Inter Individual Differences in Carbamezapine handling. Yardi, N., Divekar D., Sant H., Divate P., Apte C., Singh J.P. and Shiras A.Sitasawad S., Wagh. U. (1997) Epilepsia, 38 (3) : 41-48.

 

Patents

Dr. Sandhya Sitasawad

1) “Anti-tumor activity of AECHL-1, a novel triterpenoid isolated from Ailanthus excelsa in vitro and in vivo”. PCT Application #PCT/INO8/000795 dated 02/12/2008.

Granted: US: 8,519,163 B2; Japan: 5468611; Europe: 2337782

Book Chapter

Mahadik SP, Sitasawad S., Mulchandani M. Membrane Peroxidation and the Neuropathology of Schizophrenia. In: Phospholipid Spectrum Disorder in Psychiatry, Pages 99, 2000, Malcolm Peet, Iain Glen and Horrobin D.F (Eds.), (Maurius Press)

Membership

Council Member and Member of the Advisory Committee for International Academy of Cardiovascular Sciences - IACS (India Section)

Funding

The work in our laboratory is supported by grant from the Department of Biotechnology, New Delhi, India. Aparajita and Mithila are supported by fellowship from the Council of scientific and Industrial research, New Delhi, Prachi, Sarojini, Shilpa and Dinisha are supported by fellowship from the University Grants Commission, New Delhi and the project on AECHL-1 from the Department of Science and Technology, New Delhi.

Current Ph.D Students

  • Ms. Sarojini Singh (Senior Research Fellow)
  • Ms. Dinisha Kamble (Senior Research Fellow)
  • Ms. Deepali Badhane (Junior Research Fellow)
  • Ms. Rohini Dhat (Junior Research Fellow)
  • Ms. Megharani Mahajan (Junior Research Fellow)
  • Ms. Suneeta (Junior Research Fellow)
  • Ms. Vishi Sharma (Junior Research Fellow)

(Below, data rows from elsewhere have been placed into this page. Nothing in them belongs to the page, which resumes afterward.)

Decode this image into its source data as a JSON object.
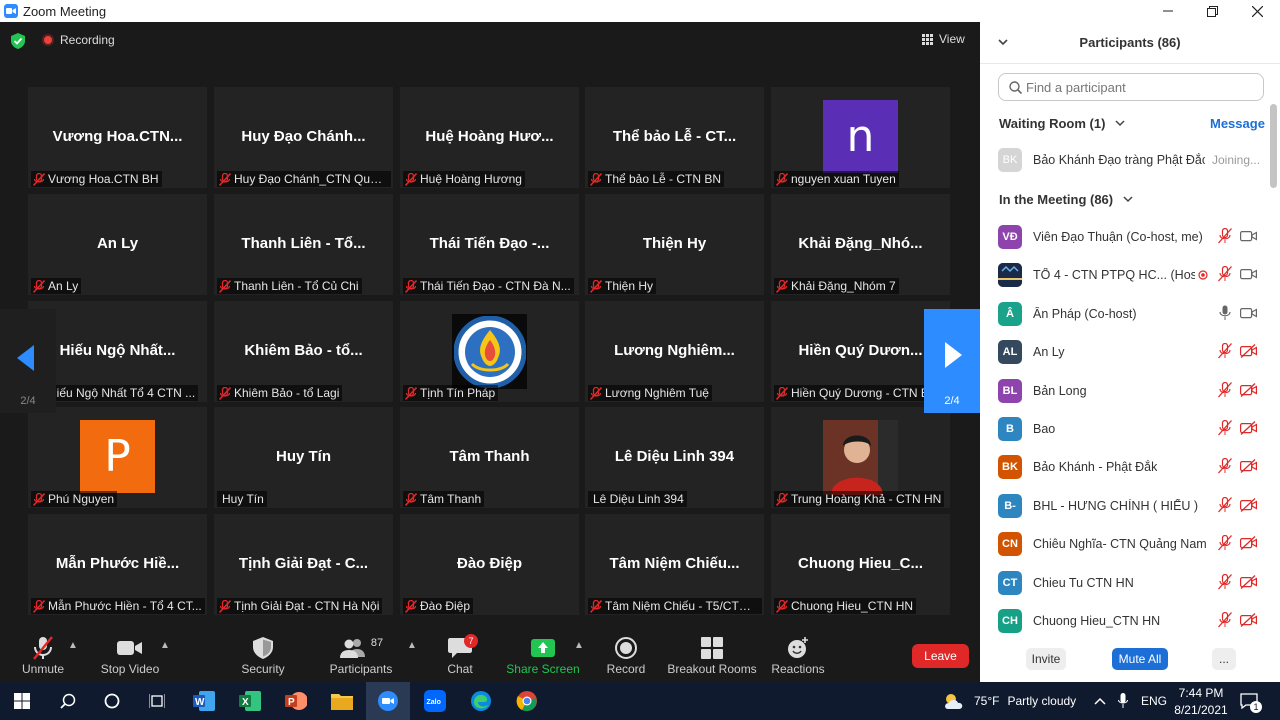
{
  "window": {
    "title": "Zoom Meeting"
  },
  "meeting": {
    "recording_label": "Recording",
    "view_label": "View"
  },
  "pager": {
    "left_page": "2/4",
    "right_page": "2/4"
  },
  "tiles": [
    {
      "display": "Vương  Hoa.CTN...",
      "label": "Vương Hoa.CTN BH",
      "muted": true
    },
    {
      "display": "Huy  Đạo  Chánh...",
      "label": "Huy Đạo Chánh_CTN Quản...",
      "muted": true
    },
    {
      "display": "Huệ  Hoàng  Hươ...",
      "label": "Huệ Hoàng Hương",
      "muted": true
    },
    {
      "display": "Thể  bảo  Lễ  -  CT...",
      "label": "Thể bảo Lễ - CTN BN",
      "muted": true
    },
    {
      "display": "",
      "label": "nguyen xuan Tuyen",
      "muted": true,
      "avatar": {
        "letter": "n",
        "color": "#5b2fb5"
      }
    },
    {
      "display": "An  Ly",
      "label": "An Ly",
      "muted": true
    },
    {
      "display": "Thanh  Liên  -  Tổ...",
      "label": "Thanh Liên - Tổ Củ Chi",
      "muted": true
    },
    {
      "display": "Thái  Tiến  Đạo  -...",
      "label": "Thái Tiến Đạo - CTN Đà N...",
      "muted": true
    },
    {
      "display": "Thiện  Hy",
      "label": "Thiện Hy",
      "muted": true
    },
    {
      "display": "Khải  Đặng_Nhó...",
      "label": "Khải Đặng_Nhóm 7",
      "muted": true
    },
    {
      "display": "Hiếu  Ngộ  Nhất...",
      "label": "Hiếu Ngộ Nhất Tổ 4 CTN ...",
      "muted": true
    },
    {
      "display": "Khiêm  Bảo  -  tổ...",
      "label": "Khiêm Bảo - tổ Lagi",
      "muted": true
    },
    {
      "display": "",
      "label": "Tịnh Tín Pháp",
      "muted": true,
      "avatar": {
        "logo": true
      }
    },
    {
      "display": "Lương  Nghiêm...",
      "label": "Lương Nghiêm Tuệ",
      "muted": true
    },
    {
      "display": "Hiền  Quý  Dươn...",
      "label": "Hiền Quý Dương - CTN Bìn...",
      "muted": true
    },
    {
      "display": "",
      "label": "Phú Nguyen",
      "muted": true,
      "avatar": {
        "letter": "P",
        "color": "#f26b0f"
      }
    },
    {
      "display": "Huy  Tín",
      "label": "Huy Tín",
      "muted": false
    },
    {
      "display": "Tâm  Thanh",
      "label": "Tâm Thanh",
      "muted": true
    },
    {
      "display": "Lê  Diệu  Linh  394",
      "label": "Lê Diệu Linh 394",
      "muted": false
    },
    {
      "display": "",
      "label": "Trung Hoàng Khả - CTN HN",
      "muted": true,
      "avatar": {
        "photo": true
      }
    },
    {
      "display": "Mẫn  Phước  Hiề...",
      "label": "Mẫn Phước Hiền - Tổ 4 CT...",
      "muted": true
    },
    {
      "display": "Tịnh  Giải  Đạt  -  C...",
      "label": "Tịnh Giải Đạt - CTN Hà Nội",
      "muted": true
    },
    {
      "display": "Đào  Điệp",
      "label": "Đào Điệp",
      "muted": true
    },
    {
      "display": "Tâm  Niệm  Chiếu...",
      "label": "Tâm Niệm Chiếu - T5/CTN ...",
      "muted": true
    },
    {
      "display": "Chuong  Hieu_C...",
      "label": "Chuong Hieu_CTN HN",
      "muted": true
    }
  ],
  "toolbar": {
    "unmute": "Unmute",
    "stop_video": "Stop Video",
    "security": "Security",
    "participants": "Participants",
    "participants_count": "87",
    "chat": "Chat",
    "chat_badge": "7",
    "share_screen": "Share Screen",
    "record": "Record",
    "breakout": "Breakout Rooms",
    "reactions": "Reactions",
    "leave": "Leave"
  },
  "panel": {
    "title": "Participants (86)",
    "search_placeholder": "Find a participant",
    "waiting_room": "Waiting Room (1)",
    "message": "Message",
    "waiting": {
      "initials": "BK",
      "name": "Bảo Khánh Đạo tràng Phật Đắc",
      "status": "Joining..."
    },
    "in_meeting": "In the Meeting (86)",
    "participants": [
      {
        "initials": "VĐ",
        "color": "#8e44ad",
        "name": "Viên Đạo Thuận (Co-host, me)",
        "mic": "muted",
        "cam": "on"
      },
      {
        "initials": "",
        "color": "#1c2a4a",
        "name": "TỔ 4 - CTN PTPQ HC... (Host)",
        "mic": "muted",
        "cam": "on",
        "image": true
      },
      {
        "initials": "Â",
        "color": "#1aa38a",
        "name": "Ân Pháp (Co-host)",
        "mic": "on",
        "cam": "on"
      },
      {
        "initials": "AL",
        "color": "#34495e",
        "name": "An Ly",
        "mic": "muted",
        "cam": "off"
      },
      {
        "initials": "BL",
        "color": "#8e44ad",
        "name": "Bản Long",
        "mic": "muted",
        "cam": "off"
      },
      {
        "initials": "B",
        "color": "#2e86c1",
        "name": "Bao",
        "mic": "muted",
        "cam": "off"
      },
      {
        "initials": "BK",
        "color": "#d35400",
        "name": "Bảo Khánh - Phật Đắk",
        "mic": "muted",
        "cam": "off"
      },
      {
        "initials": "B-",
        "color": "#2e86c1",
        "name": "BHL - HƯNG CHÍNH ( HIẾU )",
        "mic": "muted",
        "cam": "off"
      },
      {
        "initials": "CN",
        "color": "#d35400",
        "name": "Chiêu Nghĩa- CTN Quảng Nam",
        "mic": "muted",
        "cam": "off"
      },
      {
        "initials": "CT",
        "color": "#2e86c1",
        "name": "Chieu Tu CTN HN",
        "mic": "muted",
        "cam": "off"
      },
      {
        "initials": "CH",
        "color": "#16a085",
        "name": "Chuong Hieu_CTN HN",
        "mic": "muted",
        "cam": "off"
      }
    ],
    "invite": "Invite",
    "mute_all": "Mute All",
    "more": "..."
  },
  "taskbar": {
    "temperature": "75°F",
    "weather": "Partly cloudy",
    "language": "ENG",
    "time": "7:44 PM",
    "date": "8/21/2021",
    "notification_count": "1"
  }
}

Alumni

  • Santosh Kumar
  • Sandeep Kumar
  • Vasundhara Kain
  • Mithila Sawant
  • Aparjita Dasgupta
  • Prachi Umbarkar
  • A. Silpa

Back
Back to Top